*A picture frame that lost a staple or other fastener can shift of out square, like the one on the right. The picture doesn’t fit and the backing shows through. With some old fashioned math and a new fastener, make this off-kilter frame perfect again.*

*Pencils in a Basket by Public Domain Pictures.Net Circled Pencils by Stux*

**Square 90 Degree Corners the Easy Way**

Many home repair and remodeling projects require you to keep square corners square. A square corner has a 90-degree angle. A perfect square or rectangle has four corners that each measure 90 degrees. If the corner angles shift away from 90 degrees, the shape becomes a parallelogram.

Pre-hung interior doors or picture frames like those above are good examples and fairly simple projects that virtually any homeowner could undertake by themselves. Both require square corners.

In the out-of-square picture frame above, the upper left and lower right corners are less than 90 degrees. High school geometry taught us that a square or a rectangle has four 90 degree corners with opposite sides parallel.

Equal diagonal measurements of a square or rectangle will verify that the corners are right angles or 90 degrees. In the picture to the left, the square has four equal sides and each corner is 90 degrees, or a right angle. If you draw a line from one corner to the opposite corner, the square or rectangle turns into two right triangles. A line drawn between other two corners will be exactly the same length if the corners are 90 degrees.

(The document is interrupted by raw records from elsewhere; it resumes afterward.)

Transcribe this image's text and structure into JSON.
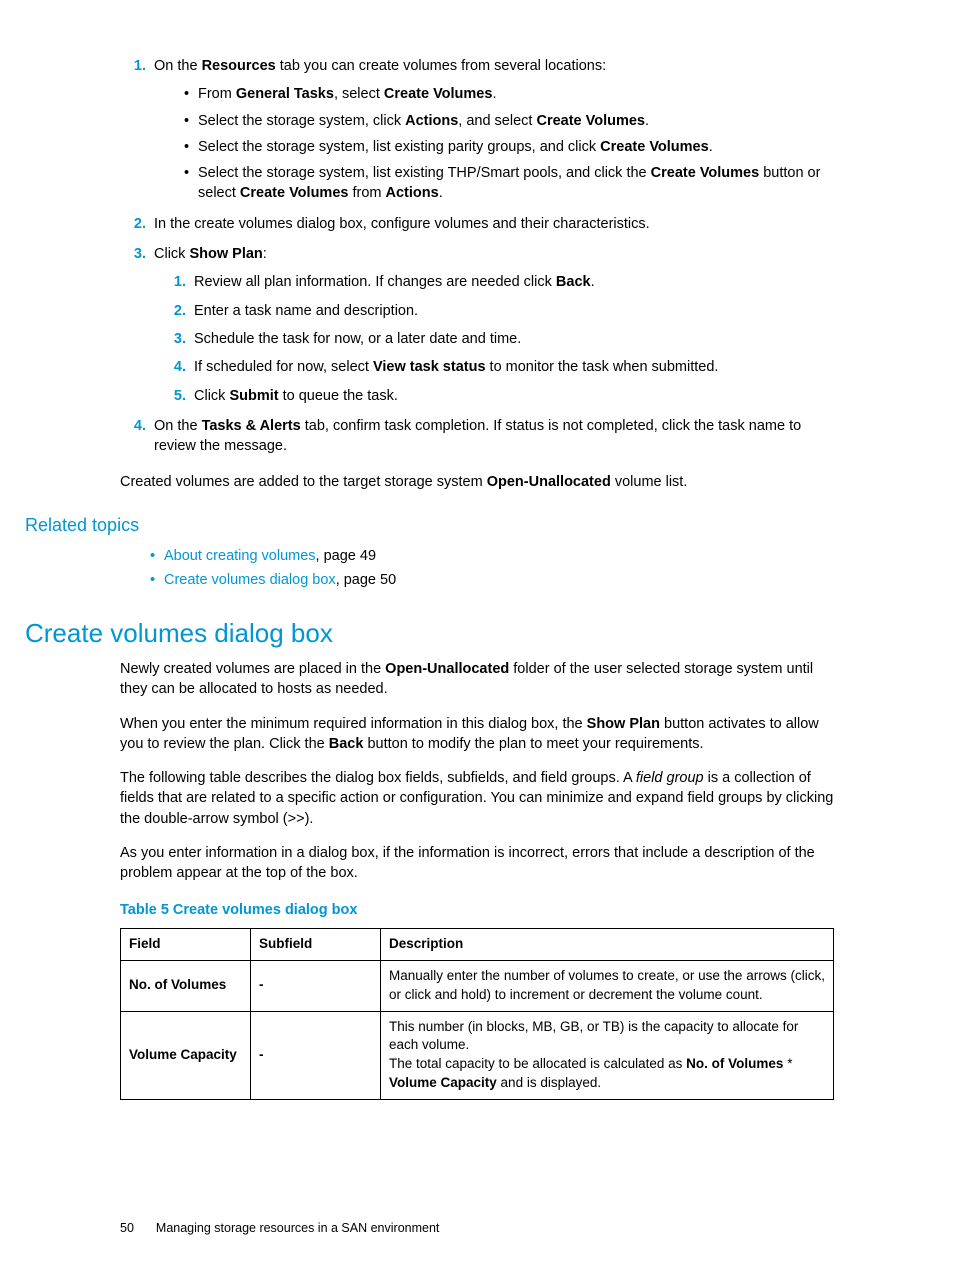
{
  "steps": {
    "s1_lead": "On the ",
    "s1_tab": "Resources",
    "s1_tail": " tab you can create volumes from several locations:",
    "s1_bullets": [
      {
        "pre": "From ",
        "b1": "General Tasks",
        "mid": ", select ",
        "b2": "Create Volumes",
        "post": "."
      },
      {
        "pre": "Select the storage system, click ",
        "b1": "Actions",
        "mid": ", and select ",
        "b2": "Create Volumes",
        "post": "."
      },
      {
        "pre": "Select the storage system, list existing parity groups, and click ",
        "b1": "Create Volumes",
        "mid": "",
        "b2": "",
        "post": "."
      },
      {
        "pre": "Select the storage system, list existing THP/Smart pools, and click the ",
        "b1": "Create Volumes",
        "mid": " button or select ",
        "b2": "Create Volumes",
        "post": " from ",
        "b3": "Actions",
        "post2": "."
      }
    ],
    "s2": "In the create volumes dialog box, configure volumes and their characteristics.",
    "s3_lead": "Click ",
    "s3_b": "Show Plan",
    "s3_tail": ":",
    "s3_sub": [
      {
        "pre": "Review all plan information. If changes are needed click ",
        "b": "Back",
        "post": "."
      },
      {
        "pre": "Enter a task name and description.",
        "b": "",
        "post": ""
      },
      {
        "pre": "Schedule the task for now, or a later date and time.",
        "b": "",
        "post": ""
      },
      {
        "pre": "If scheduled for now, select ",
        "b": "View task status",
        "post": " to monitor the task when submitted."
      },
      {
        "pre": "Click ",
        "b": "Submit",
        "post": " to queue the task."
      }
    ],
    "s4_pre": "On the ",
    "s4_b": "Tasks & Alerts",
    "s4_post": " tab, confirm task completion. If status is not completed, click the task name to review the message."
  },
  "after_steps_pre": "Created volumes are added to the target storage system ",
  "after_steps_b": "Open-Unallocated",
  "after_steps_post": " volume list.",
  "related_heading": "Related topics",
  "related": [
    {
      "link": "About creating volumes",
      "rest": ", page 49"
    },
    {
      "link": "Create volumes dialog box",
      "rest": ", page 50"
    }
  ],
  "section_title": "Create volumes dialog box",
  "p1_pre": "Newly created volumes are placed in the ",
  "p1_b": "Open-Unallocated",
  "p1_post": " folder of the user selected storage system until they can be allocated to hosts as needed.",
  "p2_pre": "When you enter the minimum required information in this dialog box, the  ",
  "p2_b1": "Show Plan",
  "p2_mid": " button activates to allow you to review the plan. Click the ",
  "p2_b2": "Back",
  "p2_post": " button to modify the plan to meet your requirements.",
  "p3_pre": "The following table describes the dialog box fields, subfields, and field groups. A ",
  "p3_i": "field group",
  "p3_post": " is a collection of fields that are related to a specific action or configuration. You can minimize and expand field groups by clicking the double-arrow symbol (>>).",
  "p4": "As you enter information in a dialog box, if the information is incorrect, errors that include a description of the problem appear at the top of the box.",
  "table_caption": "Table 5 Create volumes dialog box",
  "table": {
    "headers": [
      "Field",
      "Subfield",
      "Description"
    ],
    "rows": [
      {
        "field": "No. of Volumes",
        "subfield": "-",
        "desc": "Manually enter the number of volumes to create, or use the arrows (click, or click and hold) to increment or decrement the volume count."
      },
      {
        "field": "Volume Capacity",
        "subfield": "-",
        "desc_line1": "This number (in blocks, MB, GB, or TB) is the capacity to allocate for each volume.",
        "desc_line2_pre": "The total capacity to be allocated is calculated as ",
        "desc_line2_b1": "No. of Volumes",
        "desc_line2_mid": " * ",
        "desc_line2_b2": "Volume Capacity",
        "desc_line2_post": " and is displayed."
      }
    ]
  },
  "footer": {
    "page": "50",
    "title": "Managing storage resources in a SAN environment"
  }
}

Measure from A to C and from B to D. If the two measurements are equal, all the corners are 90 degrees. If one diagonal is longer than the other, as in the picture frame on the left above, the frame is out of square. The corners with the longer diagonal measurement are smaller than 90 degrees, and the other two corners are larger than 90 degrees.

This makes it easy to determine if any rectangular frame is square or needs adjustment.

**The Trick**

If the two diagonal measurements are not equal, just move one of the corners on the longer diagonal toward one of the corners on the shorter diagonal until both measurements are equal.

Look at the picture frame above on the left. The longer diagonal is from upper left to lower right. Move the lower right corner up and each frame corner becomes a 90 degree square when both diagonals have the same length.

**Make it Easier**

You **could**measure both diagonals repeatedly until both are equal. This tends to turn into a frustrating dance of trial and error that takes a lot of time, especially when you’re dealing with a door or window frame that you want as perfect as possible. We can simplify by determining what the diagonal measurement should be in the first place. We do this using the Pythagorean Theorem from geometry. The length of the diagonal side of any right triangle is the square root of the sum of the squares of the two sides. Put simply, side A squared + side B squared = side C squared or A

^{2}+ B

^{2}= C

^{2}. In the rectangle shown, we can easily calculate the expected length of the diagonal with virtually any calculator. Assume side A is 10 units, and side B is 9 units. A

^{2}= 10 x 10 = 100. B

^{2}= 9 x 9 = 81. A

^{2}+ B

^{2}= 100 + 81 = 181. C

^{2}= 181. C = √ 181. C = 13.45.

**Use a Calculator**

Enter the length of Side A: 10 (Length of A)

Press X^{2} and the display reads 100 (A^{2} = 10 x 10 = 100)

Press +

Enter the length of Side B: 9 (Length of B)

Press X^{2} and the display reads 81 (B^{2} = 9 x 9 = 81)

Press = and the display reads 181 (A^{2} + B^{2})

Press √ to display the answer 13.45362404707371031716308546217

You don’t need all those numbers. Just round it off to two or three digits or 13.45

**Now the Square Corners with 90 Degree Angles are Easy**

No need to measure multiple times to get it perfect. Now you know the distance between opposite corners must be 13.45. Hold your tape measure or other measuring tool across two opposite corners. Move the sides until the measure reads 13.45. If you measure the other side, it will read 13.45 also.

Many of us in the USA use good old inches and feet to measure things. That’s fine and it is what we are used to. At least, until you’re scratching your head trying to figure out what fraction on your tape measure corresponds to 13.45.

The really great thing about this math is that it works for any measurement system from inches or feet to parsecs, astronomical units, or… meters, centimeters, and millimeters.

100 centimeters (cm) = 1 meter (m).

10 millimeters (mm) = 1 centimeter (mm).

If you measured in centimeters or millimeters, you wouldn’t worry about that fraction at all. You’d just adjust the frame diagonal to 134.5 mm and be done. No conversion. No anything. Just measure everything millimeters and be done with it.

If you’re still stuck on your fractions, 13.45 is almost, but not quite equal to 13 29/64. Be sure to wear your reading glasses to see those 1/64 marks on your tape rule.